This morning, the Supreme Court called for the views of the Solicitor General in Blenheim Capital Holdings Ltd. v. Lockheed Martin Corp., a case about the interpretation of Foreign Sovereign Immunities Act’s (FSIA) commercial activities exception. The Fourth Circuit held that South Korea’s purchases of military aircraft and satellites do not fall within the exception because…

Continue Reading

Will the Supreme Court Resolve the Circuit Split on the Geographic Scope of Wire Fraud Statute?

The federal wire fraud statute is a workhorse for federal prosecutors. In 2021, there were more than 4,500 federal prosecutions for fraud, theft, or embezzlement, constituting 8% of federal criminal cases. The wire fraud statute is particularly important in transnational fraud cases, because communicating with people in the United States using U.S. wires is considered…

Continue Reading

The New (Old) Presumption Against Extraterritoriality

The reach of U.S. law keeps changing. For decades—in fact, off and on for more than a century—U.S. courts have turned to the presumption against extraterritoriality to determine the geographic scope of federal statutes. When the presumption changes, so does the reach of U.S. law. And the presumption has changed a lot lately. Most recently,…

Continue Reading

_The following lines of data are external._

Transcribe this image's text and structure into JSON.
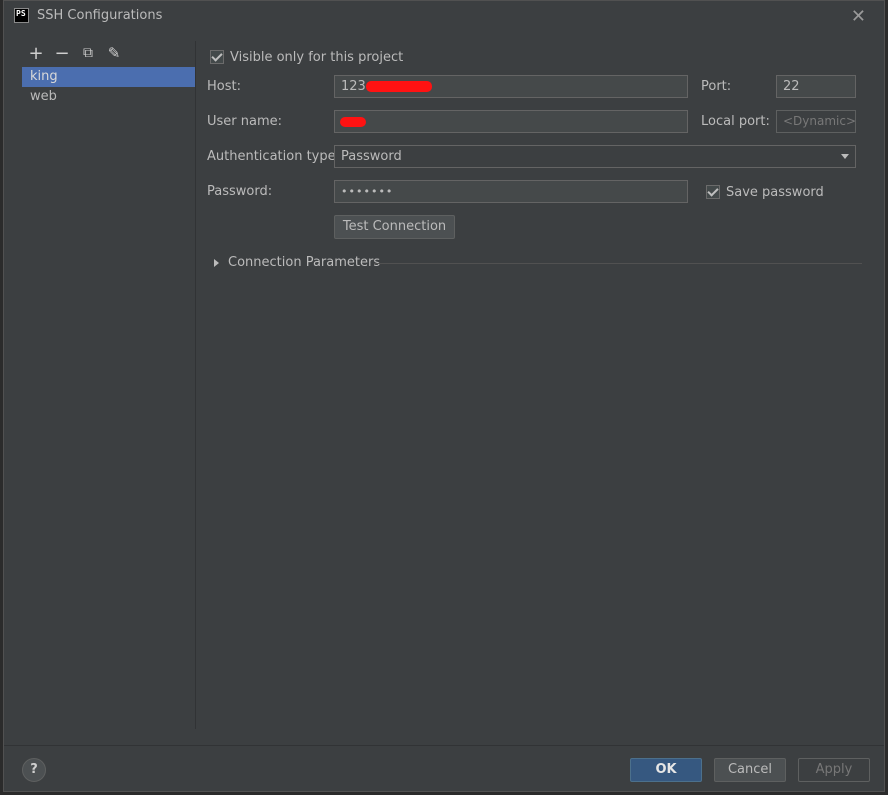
{
  "window": {
    "title": "SSH Configurations",
    "app_icon_text": "PS"
  },
  "toolbar": {
    "add": "+",
    "remove": "−",
    "copy": "⧉",
    "edit": "✎"
  },
  "configs": [
    {
      "label": "king",
      "selected": true
    },
    {
      "label": "web",
      "selected": false
    }
  ],
  "form": {
    "visible_only_label": "Visible only for this project",
    "visible_only_checked": true,
    "host_label": "Host:",
    "host_value": "123.",
    "port_label": "Port:",
    "port_value": "22",
    "username_label": "User name:",
    "username_value": "",
    "local_port_label": "Local port:",
    "local_port_placeholder": "<Dynamic>",
    "auth_label": "Authentication type:",
    "auth_value": "Password",
    "password_label": "Password:",
    "password_value": "•••••••",
    "save_password_label": "Save password",
    "save_password_checked": true,
    "test_connection_label": "Test Connection",
    "connection_params_label": "Connection Parameters"
  },
  "footer": {
    "help": "?",
    "ok": "OK",
    "cancel": "Cancel",
    "apply": "Apply"
  }
}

Thoughts on the Respondent’s Brief in Great Lakes

In a prior post, I surveyed the facts, procedural history, and potential significance of Great Lakes Insurance SE v. Raiders Retreat Realty Co., LLC, an upcoming Supreme Court case about the enforceability of choice-of-law clauses in maritime insurance contracts. In a subsequent post, I shared some thoughts about the brief filed by the petitioner, Great Lakes Insurance SE (GLI). In this…

Continue Reading

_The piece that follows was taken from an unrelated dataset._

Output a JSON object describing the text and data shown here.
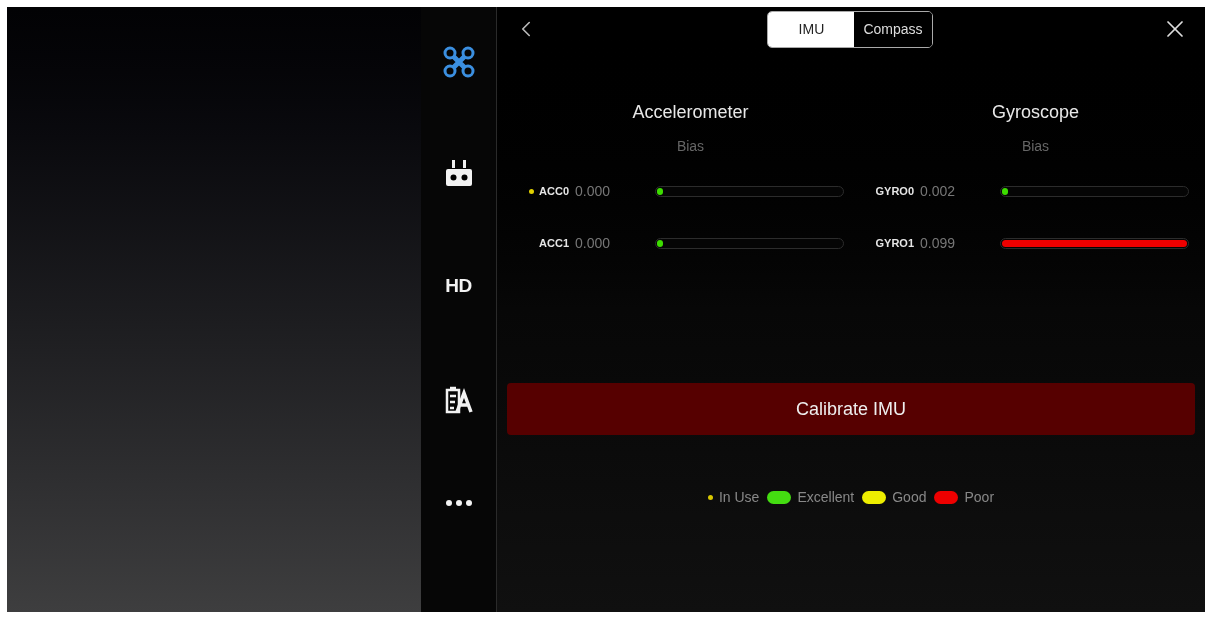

When Is International Law a Political Question?

In a provocative essay posted on SSRN, The Political Question Doctrine and International Law, TLB Advisor Curt Bradley looks at the historical relationship between the political question doctrine and international law, arguing that “the political question doctrine emerged in part to allow the political branches, rather than the courts, to make determinations about this country’s—and…

Continue Reading

Supreme Court Holds that Trademark Statute Applies Only to Domestic Conduct

Last week, in Abitron Austria GmbH v. Hetronic International, Inc., the Supreme Court held that the federal trademark statute—known as the Lanham Act—applies only to domestic conduct infringing U.S. trademarks. The case involved foreign companies that put U.S.-protected trademarks on products that they made in Europe, most of which were sold to customers abroad, but…

Continue Reading

Ingrid (Wuerth) Brunk

Vanderbilt Law School
ingrid.wuerth@vanderbilt.eduEmail

William Dodge

UC Davis School of Law
wsdodge@ucdavis.eduEmail

Maggie Gardner

Cornell Law School
mgardner@cornell.eduEmail

John F. Coyle

University of North Carolina School of Law
jfcoyle@email.unc.eduEmail

Zachary D. Clopton

Northwestern Pritzker School of Law
zclopton@law.northwestern.eduEmail

Matt Slovin

Bio | Posts

Noah Buyon

Duke University School of Law
Bio | Posts

Will Moon

University of Maryland
Bio | Posts

William K. McGoughran

Vanderbilt Law School
Bio | Posts

Chimène Keitner

UC Davis School of Law
Bio | Posts

Catherine Amirfar

Debevoise & Plimpton LLP
Bio | Posts

Justin R. Rassi

Debevoise & Plimpton LLP
Bio | Posts

Isabelle Glimcher

Debevoise & Plimpton LLP
Bio | Posts

Ben Köhler

Max Planck Institute for Comparative and International Private Law
Bio | Posts

Aaron D. Simowitz

Willamette University College of Law
Bio | Posts